Open Source CRM

Open source software is making waves in enterprise IT; even so it's a flood short of a tsunami when it comes to Customer Relationship Management (CRM) software applications.

While these systems offer advantages in lowering acquisition costs and offering source code flexibility, market growth has yet to take off. The barrier preventing its rise sometimes stems from open source's own limitations and other times enterprises' non-compromising and increasingly inflated expectations when it comes to mission critical business systems.

The expectation of free equaling something-for-nothing often provides the first letdown. The second may come from the deflated promises of maintainability, reliability and scalability.

"Either through changes made to the core system to conform to the client's desire to function in a certain way, which does away with the design intent of the initial solution, or through deployment in less-than-ideal setups to save money, the planned and core functionality is not always deployed," explains noted CRM analyst and strategist, Esteban Kolsky, president of thinkJar.

"While this could be considered a problem for all solutions, most of the commercial applications are not going to be put into similar situations, so open source is at a disadvantage provided by its own flexibility," he added.

Kolsky noted that the SugarCRM touts a built-in set of features to counter this problem but says such a claim is yet to be substantiated, and in reality, may only work for a small number of scenarios.

Free versus Cheap

The initial appeal of open source is most often its freebie nature – especially in the current economic climate.

"Most organizations look at open-source CRM systems as a way to cheaply and easily deploy CRM," says Kolsky. "And to an extent, it is true – it is cheap."

"However, open-source CRM systems suffer the same problem as most other open source enterprise software solutions: they are not always trusted at an enterprise level, have the potential for high vulnerability, and -- most importantly -- are not so cheap in the long run," he explained.

Indeed, the 'free' part of non-proprietary CRM software is on the front-end; the potential budget-buster typically comes later. Initial licensing may be free – unless you buy support or additional fee-based modules, but even those come at a much lower cost than commercial counterparts.

"However, the cost of modifying or integrating open-source CRM software into other enterprise systems and databases is often higher, requires more customization at a similar cost as commercial CRM packages, and the long-term implications of deploying open source software may include high-costs of maintenance versus comparable commercial solutions," says Kolsky. "And I am not talking about maintenance licenses or costs, just what the organizations must pay to maintain their own solution."

Extensibility is a Benefit, not a Solution

Open source works fine in standardized operating systems or uniform enterprise applications "but not for collaborative, multi-user applications like CRM, supply chain planning, accounting systems, ERP software, etc," says J.B. Kuppe, vice president at Boardwalktech.

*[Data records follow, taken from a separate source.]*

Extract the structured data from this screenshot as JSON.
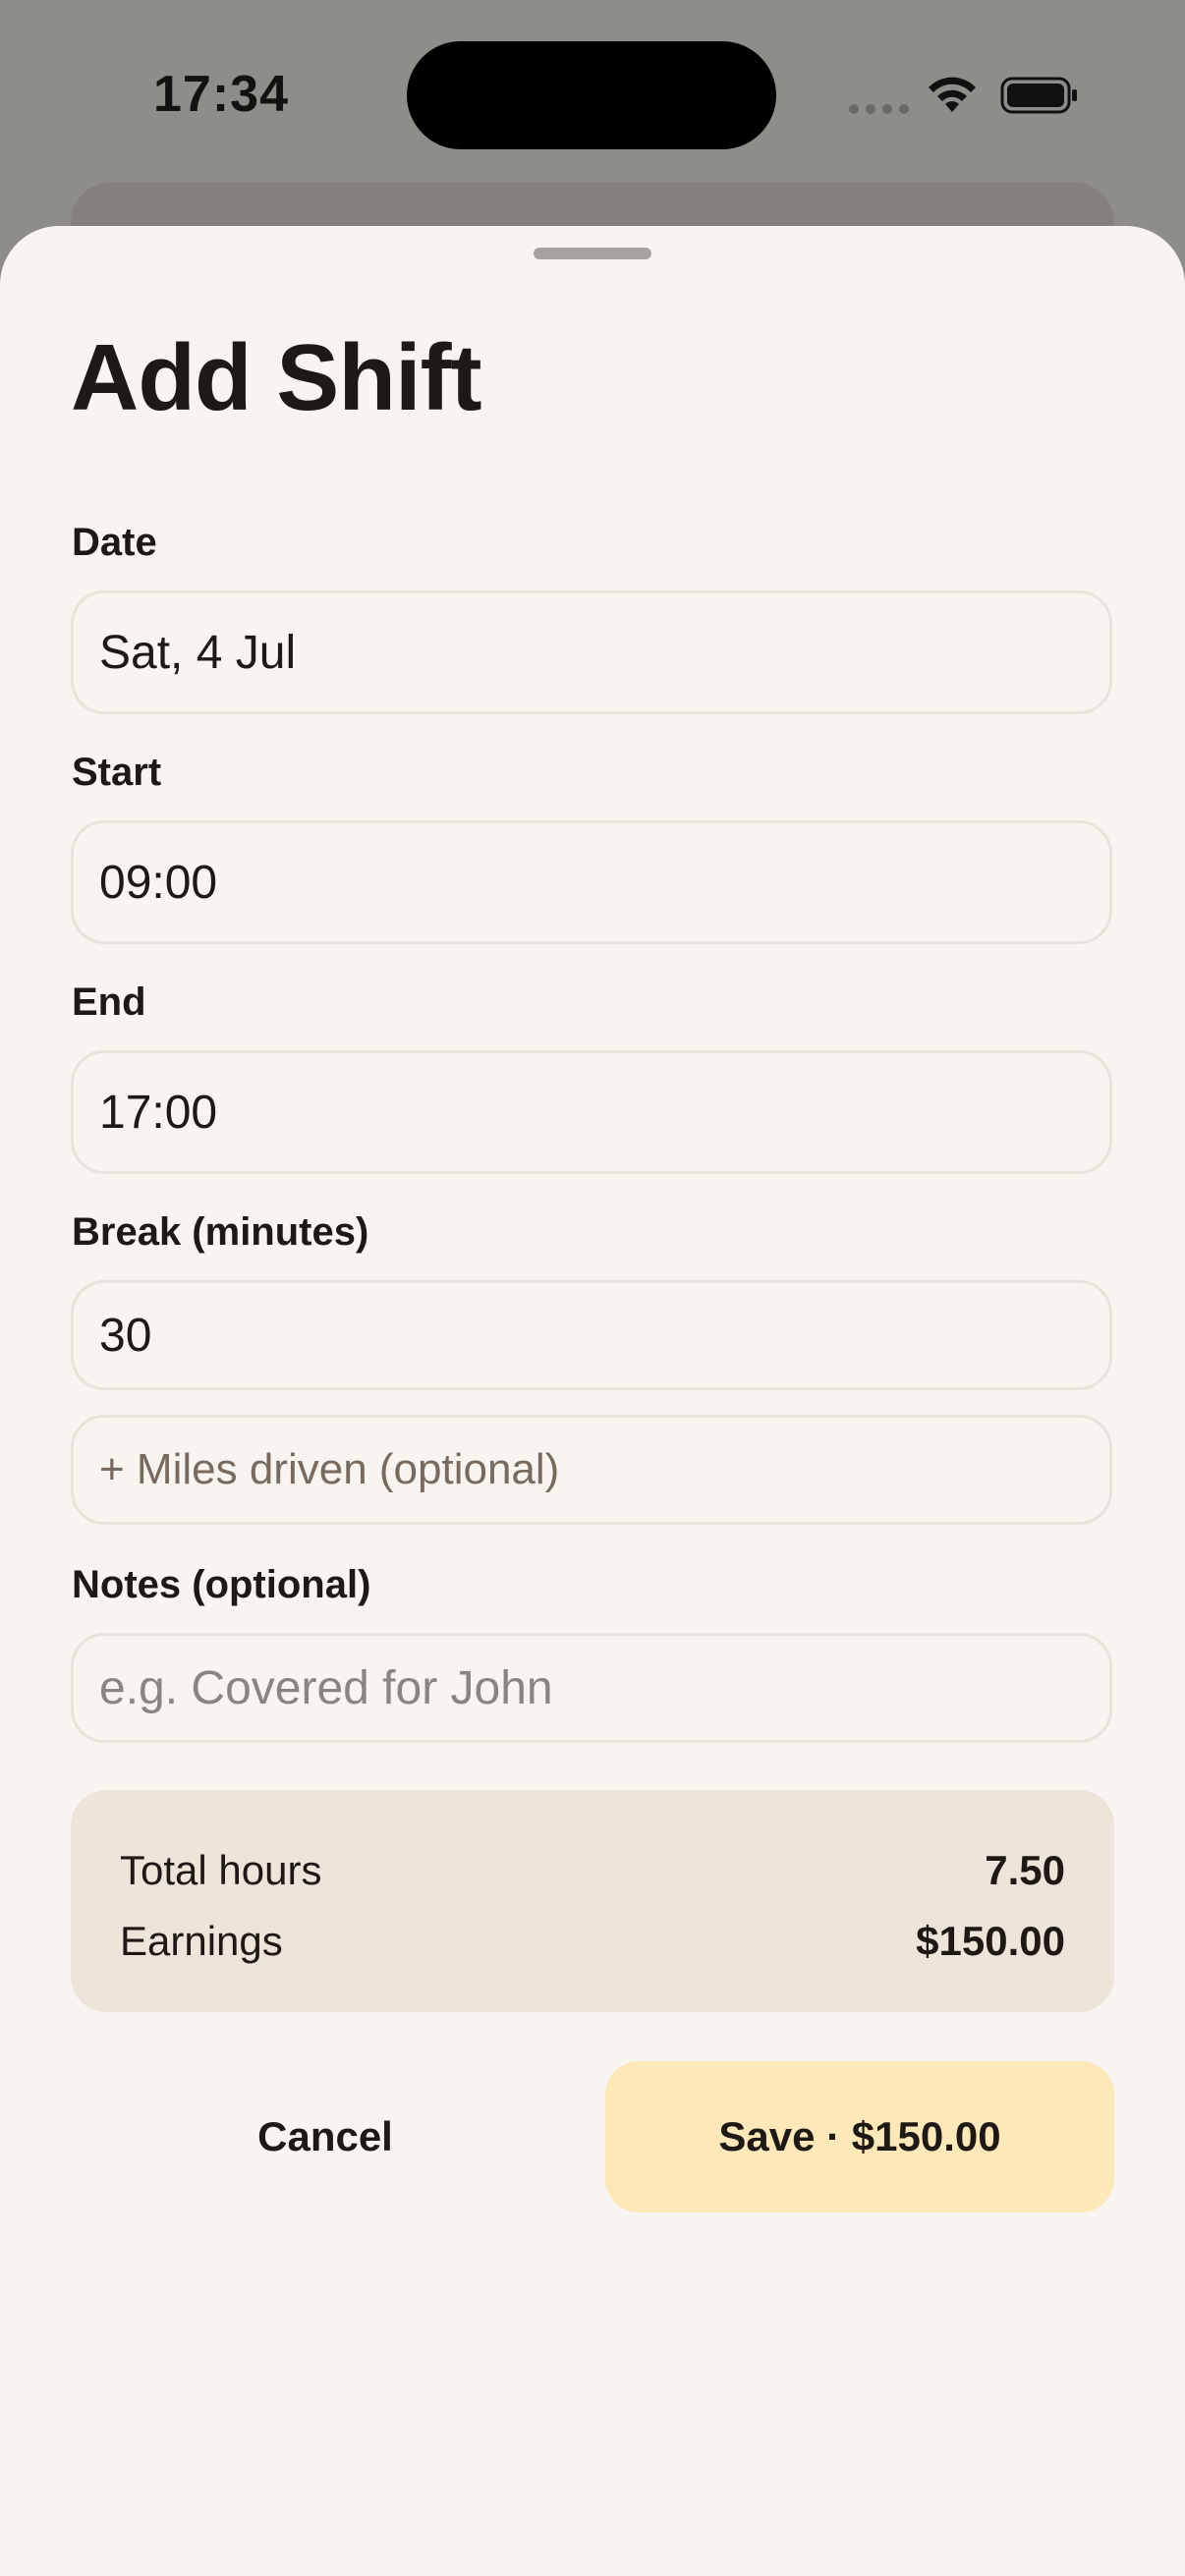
{
  "status_bar": {
    "time": "17:34",
    "icons": [
      "cellular-dots-icon",
      "wifi-icon",
      "battery-icon"
    ]
  },
  "sheet": {
    "title": "Add Shift",
    "fields": {
      "date": {
        "label": "Date",
        "value": "Sat, 4 Jul"
      },
      "start": {
        "label": "Start",
        "value": "09:00"
      },
      "end": {
        "label": "End",
        "value": "17:00"
      },
      "break": {
        "label": "Break (minutes)",
        "value": "30"
      },
      "miles": {
        "link": "+ Miles driven (optional)"
      },
      "notes": {
        "label": "Notes (optional)",
        "value": "",
        "placeholder": "e.g. Covered for John"
      }
    },
    "summary": {
      "total_hours_label": "Total hours",
      "total_hours_value": "7.50",
      "earnings_label": "Earnings",
      "earnings_value": "$150.00"
    },
    "actions": {
      "cancel_label": "Cancel",
      "save_label": "Save · $150.00"
    }
  },
  "colors": {
    "sheet_background": "#f8f5f0",
    "backdrop": "#8f8d8a",
    "summary_background": "#ede5da",
    "save_button": "#fde8ba",
    "text_primary": "#1e1915",
    "text_muted": "#8a8581"
  }
}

Kuppe's statement highlights the problem at hand; the platform isn't the key question to be asked.

"Enterprises have come to understand that open-source is just a feature of a product -- the software product still has to stand on its own merits whether-or-not you can see the code," explains Amit Dav, president of salesElement, a proposal automation company that integrates with six major CRM systems (both open source and proprietary).

"If it's a solid product, like SugarCRM for example, then the open-source feature is a nice to have, especially if other parts of your business are using PHP," he says. "However, it's unlikely someone will make a pure buying decision, especially enterprises, based on the fact that a product is open source."

Openly sourced CRM applications are also beginning to lose some of their unique advantages to proprietary systems.

"CRM companies like Salesforce have created their own languages (Apex,, Lightning) to let developers extend the product and others have SDKs that let you substantially add features -- essentially providing a lot of the value that open source brings," explains Dav.

"Few will argue that open source isn't a plus, but often, it's the speed of deployment and features of the system that determine the value," he added.

The Future Looks Bright

Other analysts are more bullish. According to Chris Nichols of Vantive, "Open source CRM and other business applications will indeed disrupt the existing (commercial, closed-source) business applications software industry."

He and others suggest arguments that open source software isn't ready for enterprise applications or heavy lifting are outdated and falling on deaf ears. Nor can benefits such as limitless extensibility and freedom from vendor lock-in be denied. To some, a final caution is whether open source software providers possess staying power as evidenced by viable business models.

However, this too may be an over weighted consideration born from the proprietary software world. Unlike commercial closed source software vendors which must stay in business to continue their support and advancement of the software, open source solutions can continue to survive and even thrive without the original vendor from which the solution was acquired. In a successful open source model, the power of the decentralized community is far more potent than any single player, including the creator.